So how can I practice this repeated single pointed attention to firmly establish a strong yoga practice as a house holder, someone who is fully immersed in the throes of the modern world? One option is Renunciation in the form of a retreat.

By taking an extended period of time away from home, beyond the scope of daily ritual we have an opportunity to replace our habits and excuses with disciplined practice. Think about it, with 24 hours in a day, away from the distractions of work, home responsibilities, socializing, there turns out to be plenty of time to dedicate to practice. And under the correct guidance, the retreat can be a great opportunity to feel the effects of a rooted yoga practice develop. That doesn’t necessarily mean that by the end of the week we will have developed great universal knowledge. But if for just a moment you feel what it is to step into a rhythm of Sadhana, the roots of sustained practice begin to grow.

Bheemashakti Yoga Kauai 2015 retreat.

Bheemashakti Yoga Kauai 2015 retreat.

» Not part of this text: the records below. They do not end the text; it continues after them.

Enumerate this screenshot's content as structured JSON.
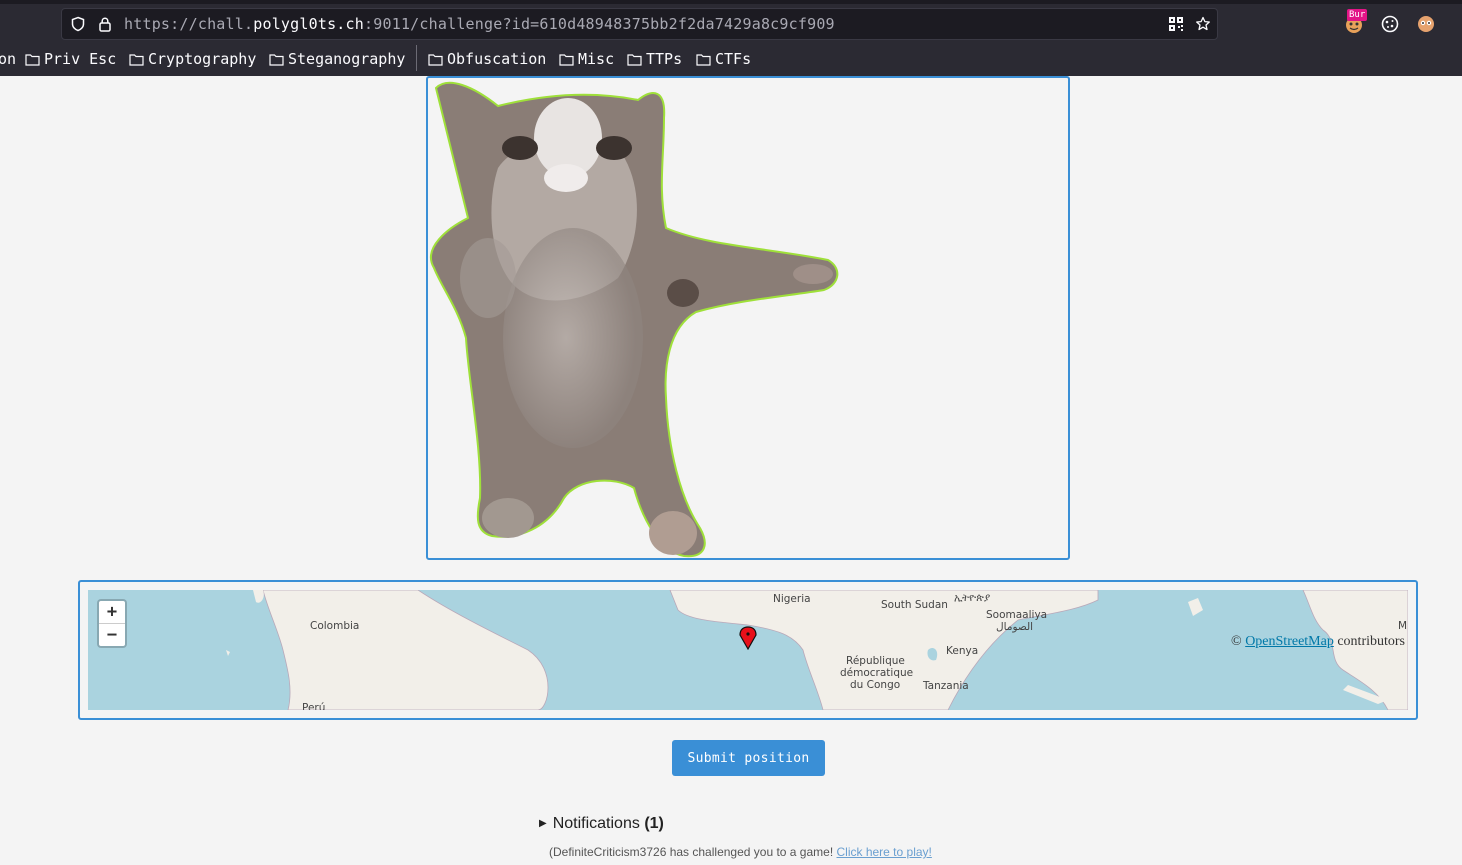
{
  "browser": {
    "url_prefix": "https://chall.",
    "url_host": "polygl0ts.ch",
    "url_rest": ":9011/challenge?id=610d48948375bb2f2da7429a8c9cf909",
    "extension_badge": "Bur",
    "bookmarks": [
      {
        "label": "on",
        "folder": false
      },
      {
        "label": "Priv Esc",
        "folder": true
      },
      {
        "label": "Cryptography",
        "folder": true
      },
      {
        "label": "Steganography",
        "folder": true
      },
      {
        "label": "Obfuscation",
        "folder": true
      },
      {
        "label": "Misc",
        "folder": true
      },
      {
        "label": "TTPs",
        "folder": true
      },
      {
        "label": "CTFs",
        "folder": true
      }
    ]
  },
  "map": {
    "zoom_in": "+",
    "zoom_out": "−",
    "attribution_prefix": "©",
    "attribution_link": "OpenStreetMap",
    "attribution_suffix": "contributors",
    "labels": {
      "colombia": "Colombia",
      "peru": "Perú",
      "nigeria": "Nigeria",
      "south_sudan": "South Sudan",
      "ethiopia": "ኢትዮጵያ",
      "somalia": "Soomaaliya",
      "somalia_ar": "الصومال",
      "kenya": "Kenya",
      "drc_1": "République",
      "drc_2": "démocratique",
      "drc_3": "du Congo",
      "tanzania": "Tanzania",
      "edge": "M"
    },
    "marker_icon": "map-pin-icon"
  },
  "submit_label": "Submit position",
  "notifications": {
    "label": "Notifications",
    "count": "(1)",
    "message": "(DefiniteCriticism3726 has challenged you to a game!",
    "link": "Click here to play!"
  }
}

At the Bheemashakti Yoga 2015 Kauai Retreat we will take 8 days and 7 nights to focus on twice daily practice as taught by my teacher Jonathan Patriarca. The morning will be marked by one hour of Ashtanga Pranayama and meditation followed by two hours of Dimensional Practice. After a plant based macrobiotic breakfast there will be time for contemplation, relaxation and exploration. The afternoon will begin our second session of Pranayama and Meditation accented by Asana Practice. Another plant based dinner will conclude the activities for the day. This sequence of practice has been designed to prepare the student to develop a deeper understanding of their yoga practice through repetition. As Jonathan would say “you can have an experience,” which he believed to be the strongest form of wisdom.

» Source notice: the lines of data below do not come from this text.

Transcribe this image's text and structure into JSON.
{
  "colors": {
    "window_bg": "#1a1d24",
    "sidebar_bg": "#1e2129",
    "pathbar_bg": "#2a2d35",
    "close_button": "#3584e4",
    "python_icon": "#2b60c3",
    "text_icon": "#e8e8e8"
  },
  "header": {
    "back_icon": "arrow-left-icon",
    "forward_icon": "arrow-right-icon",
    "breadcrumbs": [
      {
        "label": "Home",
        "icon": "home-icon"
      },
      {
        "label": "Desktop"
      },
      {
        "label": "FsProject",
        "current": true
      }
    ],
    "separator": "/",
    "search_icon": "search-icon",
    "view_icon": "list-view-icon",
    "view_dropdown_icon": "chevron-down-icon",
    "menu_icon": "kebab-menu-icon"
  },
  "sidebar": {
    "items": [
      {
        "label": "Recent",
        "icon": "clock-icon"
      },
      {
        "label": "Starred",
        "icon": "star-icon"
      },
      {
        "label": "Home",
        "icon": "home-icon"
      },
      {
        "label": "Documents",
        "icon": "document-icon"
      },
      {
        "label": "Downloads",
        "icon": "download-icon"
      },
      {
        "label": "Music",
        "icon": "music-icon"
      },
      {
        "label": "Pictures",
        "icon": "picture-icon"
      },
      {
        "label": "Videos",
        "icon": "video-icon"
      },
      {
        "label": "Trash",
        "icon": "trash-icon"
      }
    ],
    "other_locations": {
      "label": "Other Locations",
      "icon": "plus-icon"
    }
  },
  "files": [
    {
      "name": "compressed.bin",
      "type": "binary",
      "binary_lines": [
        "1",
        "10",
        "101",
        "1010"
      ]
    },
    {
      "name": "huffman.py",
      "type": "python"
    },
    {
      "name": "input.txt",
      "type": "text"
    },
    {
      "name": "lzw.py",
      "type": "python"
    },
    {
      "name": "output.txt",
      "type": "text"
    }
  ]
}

Through this spring time ritual you can plant seeds of inspired consistency to firmly ground your practice. Develop a deep rooted ceremony for yourself and grow strong in your pursuits of Self discovery.

Check out the details here: www.bheemashakti.org

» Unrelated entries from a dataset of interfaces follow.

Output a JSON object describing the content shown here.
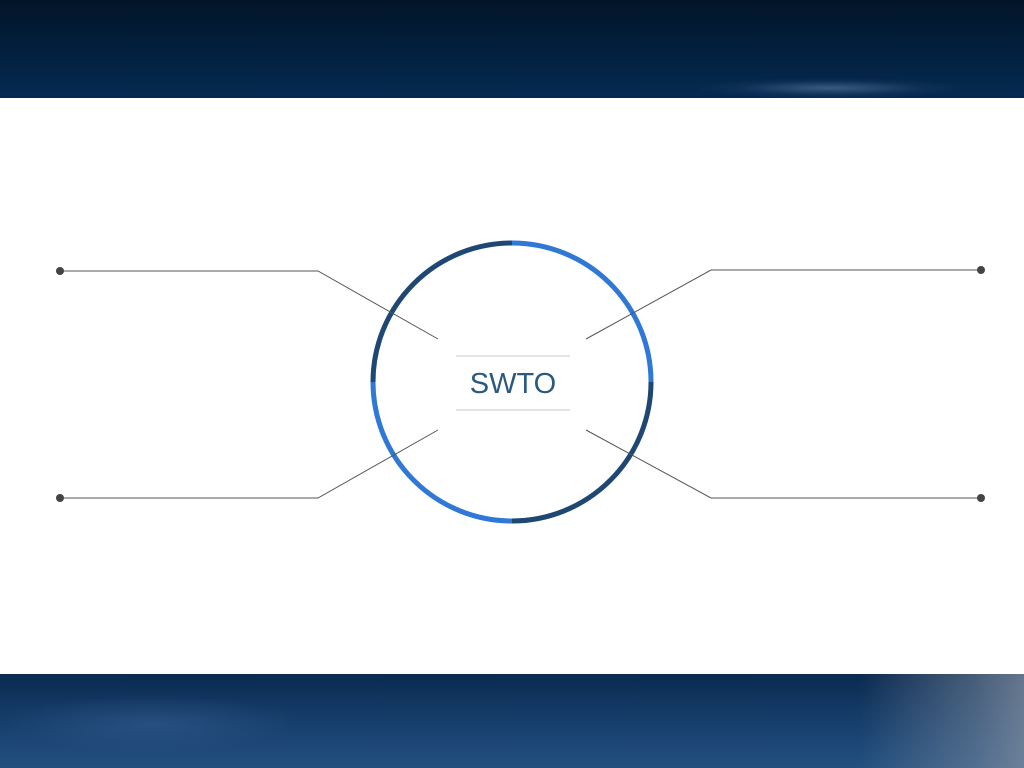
{
  "slide": {
    "center_text": "SWTO"
  },
  "colors": {
    "ring_light": "#2f78d6",
    "ring_dark": "#1e4873",
    "connector_line": "#4a4a4a",
    "endpoint_dot": "#444444",
    "center_text": "#2b5a80",
    "band_dark": "#031d3a"
  }
}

See you there, Troy

GPS for the Soul

Jonathan Patriarca, Bheemashakti Yoga

Jonathan Patriarca (1970-2014), Bheemashakti Yoga

This has been a week of remembrance as I honor and make peace with the passing of my friend and teacher Jonathan Patriarca. He was the first man I met on my journey into the world of yoga who actually taught me about yoga. He introduced me to Bheemashakti Yoga, a unique approach to yoga that has shaped much of how I practice and teach to this day. As a devoted student it has been difficult to come to terms that Jonathan is no longer around to share his insights. At times it has been terrifying.

Accepting the loss of a teacher feels a lot like being lost inside of a department store when I was a kid. I don’t know who to ask for help and I wonder if I will ever find my way. But as the reality of Jonathan’s departure settles in I find myself turning inward, touching the impressions he made on my heart and mind. These imprints are a deep, corrugated network of memories, wisdom, and guidance. And as I trace my awareness along the veiny channels of my subconscious, in that place where Jonathan’s influence lives on, what I find is a beautiful recording of his teachings that I can play over and over again. So although the physical embodiment of a master is absent, what remains is a complex map drawn by the years we spent learning from and teaching one another. With this map, this music, I feel comforted in knowing that Jonathan left behind a rich resource in each and every one of his students.

Perhaps we can never recreate his laugh or his stories about his time with his Master in India, but we have something of our very own. What we have is the opportunity to nurture the seeds he planted within us, to grow our very own gardens in tribute to this man we all called teacher. Inside all of those seeds everything we need continue our work. And if we listen, if we pay attention, Jonathan continues to guide us from the seat of our inner teacher- the ultimate guide on this path to freedom.

In Loving Memory.

-Troy